I wont go through the whole sewage purification process as I'll like to encourage you to visit your nearest recycling center to better appreciate the efficiency of this well thought out recycling process. One thing I was really impressed by is the thought that has gone into reducing the carbon foot print of the process and the fact that water purification is achieved by a pure biological process using biological filters.

The micro organisms displayed on the boards above are a selection of the micro organisms found on the stones which purify the water and the image on the right is the biofilters. The overall recycling time for the purification process from sewage to river is about 24 - 36hrs.  

One of the major challenges currently facing the recycling industry is to recycle the landfill waste product from the sewage?

The image on the top left is all the waste that is removed from the sewage and on the right is a tomato plant growing from the seed in poo from the sewage. How interesting!
Image on the  bottom right is excess grit used in construction of roads and buildings. The waste product on the left goes to land fill and the industry is in need of new innovation to recycle it into a useful product.

The water that eventually comes out into the river at the end of the process is as good as new and the fishes love it. . 

Wednesday, 5 July 2017

IT'S ALL IN YOUR HEAD: True stories of imaginary illness.

Book Review.

This book came on my radar in October 2016 after it won the 2016 Royal Society of Biology book prize, in the general biology category. Interestingly, of all the shortlisted books on display prior to the winner being announced, it was the one I bookmarked to read.
IT'S ALL IN YOUR HEAD,  was also the winner of the 2016 Wellcome book prize.

The author, Suzanne O'Sullivan shares a selection of case studies on psychosomatic disorders -  the term that describes illness without disease. It personally got me assessing my outlook on mental illness to better appreciate the various degrees of the condition.
Suzanne's experiences also sheds light on some of the challenges faced by medics in diagnosing patients and the inter disciplinary connections involved in tackling complex cases.  

The stories are fascinating and the author inter twines sympotoms presented with historical facts and studies on psychosomatic illness. It basically sums up the notion of 'mind over body' in a scientific and medical context. What is even more interesting is the conclusion on gender influence.

An intriguing and educative read. Grap your copy here

Tuesday, 11 April 2017

From Law to Engineering – Impact of engagement

Saturday mornings are usually for lay-ins but on this day, it’s 7.30am and I’m headed to Birmingham with a group of young people from my BME community in Basildon. Three trains later we made it to London Euston to board a virgin train to the Birmingham NEC for the Big Bang Fair.
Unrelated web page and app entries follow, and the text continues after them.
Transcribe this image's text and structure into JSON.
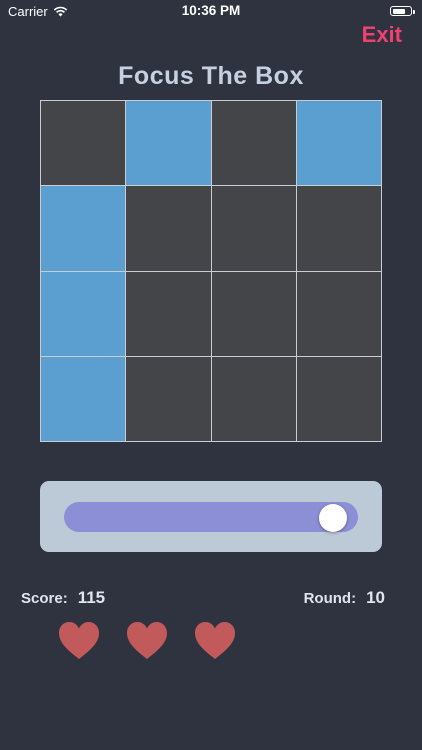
{
  "status_bar": {
    "carrier": "Carrier",
    "time": "10:36 PM",
    "battery_level": 0.75
  },
  "header": {
    "exit_label": "Exit",
    "title": "Focus The Box"
  },
  "board": {
    "rows": 4,
    "columns": 4,
    "lit_color": "#5a9fd0",
    "dark_color": "#434548",
    "cells": [
      [
        false,
        true,
        false,
        true
      ],
      [
        true,
        false,
        false,
        false
      ],
      [
        true,
        false,
        false,
        false
      ],
      [
        true,
        false,
        false,
        false
      ]
    ]
  },
  "slider": {
    "value": 0.96,
    "track_color": "#8c8fd6"
  },
  "stats": {
    "score_label": "Score:",
    "score_value": "115",
    "round_label": "Round:",
    "round_value": "10"
  },
  "lives": {
    "count": 3,
    "heart_color": "#c2595b"
  },
  "colors": {
    "background": "#2f3340",
    "accent": "#f1416c"
  }
}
For many of the young people with me that day, neither they nor their parents had come across the Big Bang Fair and this is the largest celebration of science, technology, engineering and maths (STEM) for young people in the UK which has been running since 2009. I see myself in a lot of these kids because once upon a time, I too was alien to many of these enriching events and experiences. I’ll save the reasons for another post but what I really want to share is some of the feedback from the young people on the day  and messages from a couple of the parents which highlights the importance of outreach and public engagement with science. 


The journey from Basildon to Birmingham on a Saturday in itself was a chore but the experience for the kids and feedback received from both the young people and their parents reminds me of the essence of engaging young people with STEM and particularly my role in promoting STEM to the BME community. 

Impressions from the day (NB: You may need to magnify images to read text)

I'm looking for a bursary/sponsorship to accommodate more kids next year so if you wish to sponsor us then please get in touch with me: